  • if any identified risks or uncertainties could be mitigated if the technology is used while further data is generated (for example, by specifying how the device should be used or further research [with defined outcomes] that would need to be done before wider use, or by reductions in technology cost or ways in which the technology is charged for)

  • the likelihood and size of impact of adopting the technologies for people using the technologies (and their carers) and the NHS personal social services while further data is collected, in terms of both potential benefits and risks

  • whether provision should be made for special safety monitoring measures.

3.29 When multiple technologies are considered in a topic, each should be assessed independently. For example, considering any difference between technologies in terms of whether they can solve the specified unmet need and any differences in further evidence needs.

3.30 The committee or panel can make the following types of recommendations (specific wording subject to change):

  • Conditionally recommended for use while further evidence is generated.

    • Made when the committee or panel consider it is plausible that the technology will address the unmet need and it is acceptable for the technology to be used in practice (potentially with measures in place to mitigate risks) while further evidence is generated. How evidence is to be collected (for example, collected while the technology is used in practice or from a research study) will be determined in the evidence generation plan developed (see section 4).
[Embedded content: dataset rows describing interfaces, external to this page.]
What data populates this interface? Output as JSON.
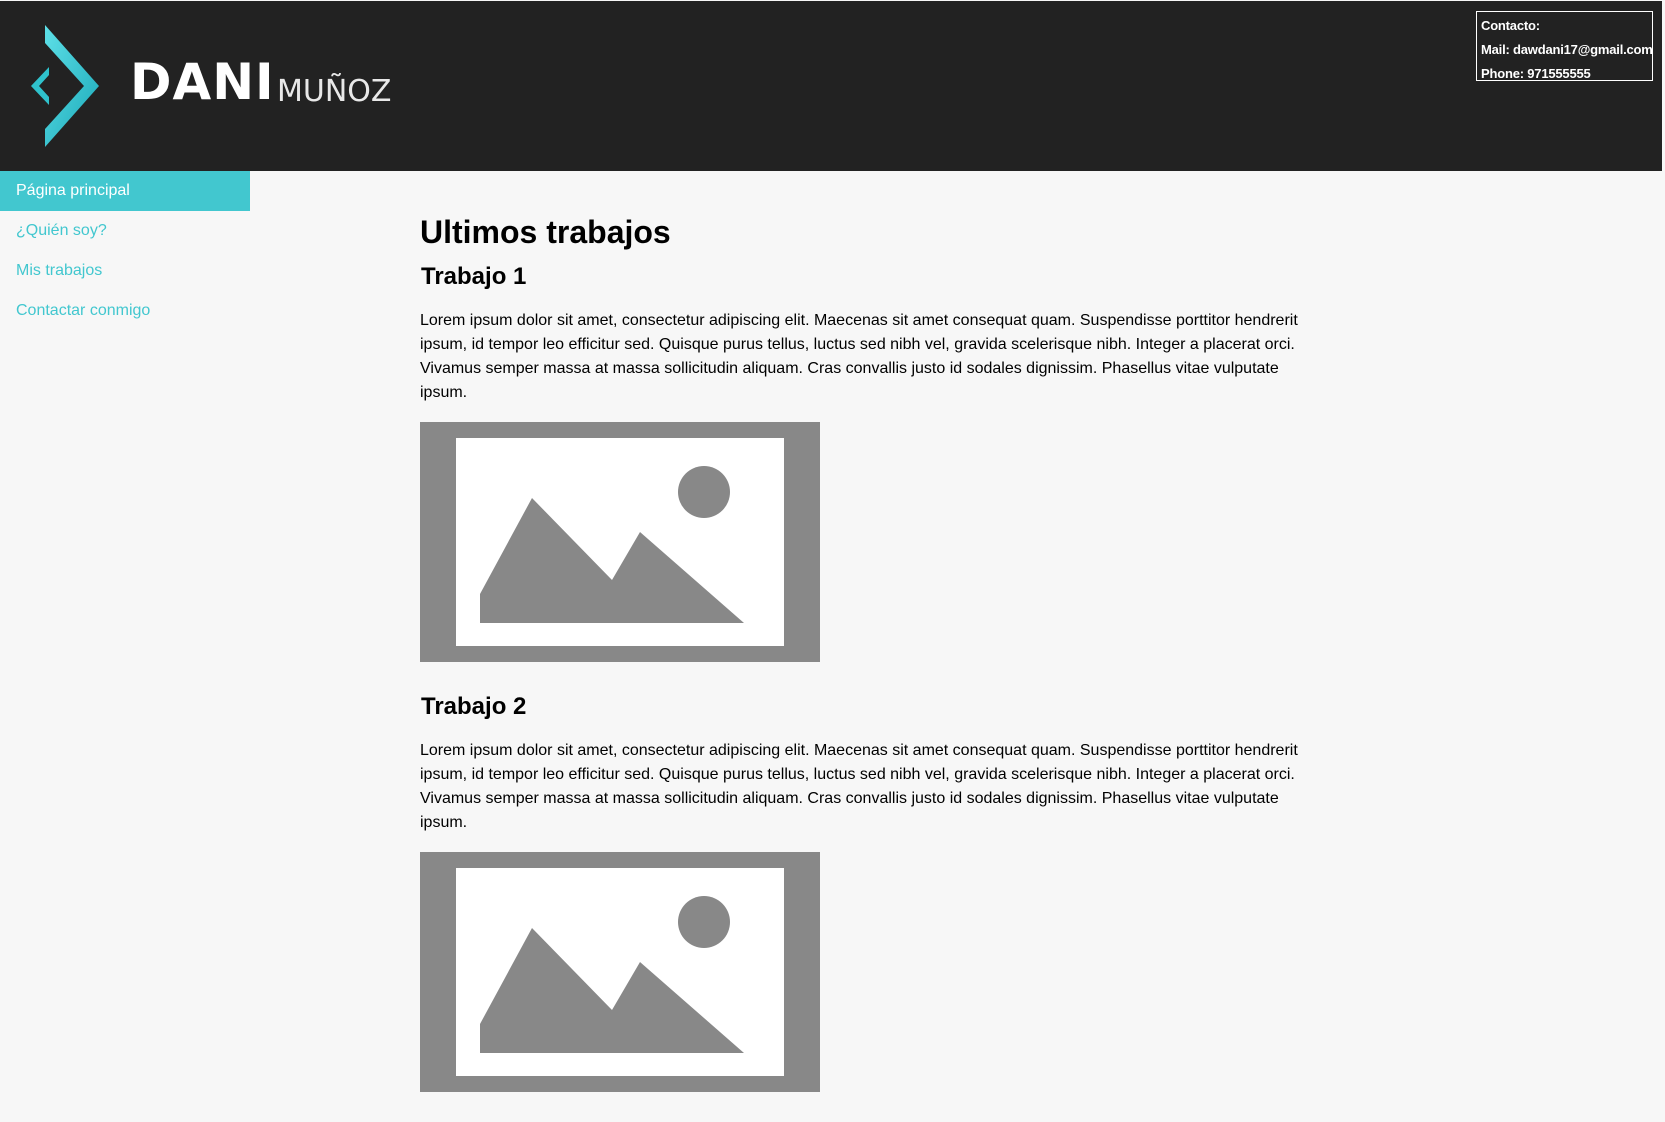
{
  "header": {
    "logo": {
      "main": "DANI",
      "sub": "MUÑOZ"
    },
    "contact": {
      "title": "Contacto:",
      "mail": "Mail: dawdani17@gmail.com",
      "phone": "Phone: 971555555"
    }
  },
  "nav": {
    "items": [
      {
        "label": "Página principal",
        "active": true
      },
      {
        "label": "¿Quién soy?",
        "active": false
      },
      {
        "label": "Mis trabajos",
        "active": false
      },
      {
        "label": "Contactar conmigo",
        "active": false
      }
    ]
  },
  "main": {
    "title": "Ultimos trabajos",
    "works": [
      {
        "title": "Trabajo 1",
        "text": "Lorem ipsum dolor sit amet, consectetur adipiscing elit. Maecenas sit amet consequat quam. Suspendisse porttitor hendrerit ipsum, id tempor leo efficitur sed. Quisque purus tellus, luctus sed nibh vel, gravida scelerisque nibh. Integer a placerat orci. Vivamus semper massa at massa sollicitudin aliquam. Cras convallis justo id sodales dignissim. Phasellus vitae vulputate ipsum."
      },
      {
        "title": "Trabajo 2",
        "text": "Lorem ipsum dolor sit amet, consectetur adipiscing elit. Maecenas sit amet consequat quam. Suspendisse porttitor hendrerit ipsum, id tempor leo efficitur sed. Quisque purus tellus, luctus sed nibh vel, gravida scelerisque nibh. Integer a placerat orci. Vivamus semper massa at massa sollicitudin aliquam. Cras convallis justo id sodales dignissim. Phasellus vitae vulputate ipsum."
      }
    ]
  },
  "colors": {
    "header_bg": "#222222",
    "accent": "#42c7cf",
    "page_bg": "#f7f7f7",
    "placeholder_gray": "#888888"
  },
  "icons": [
    "logo-chevron-icon",
    "image-placeholder-icon"
  ]
}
  • Recommended in research

    • Made when the committee or panel are uncertain if the technology has the potential to solve the unmet need, or if the committee do not think it is acceptable for the technology to be widely used in practice while further evidence is generated. For example, if it is too uncertain about the extent to which the potential benefits of use outweigh the potential risks.

  • Not recommended for use

    • Made where the committee or panel do not believe a technology has the potential to meet the unmet need, or where there are concerns about the potential harms associated with using the technology even in a research context.

      Figure B in the appendix illustrates the main considerations that will impact the recommendations.

3.31 For the conditional recommendation, the outcomes that the committee need further data on to support future decision making should be listed and include a focus on outcomes which are fundamental to decision making.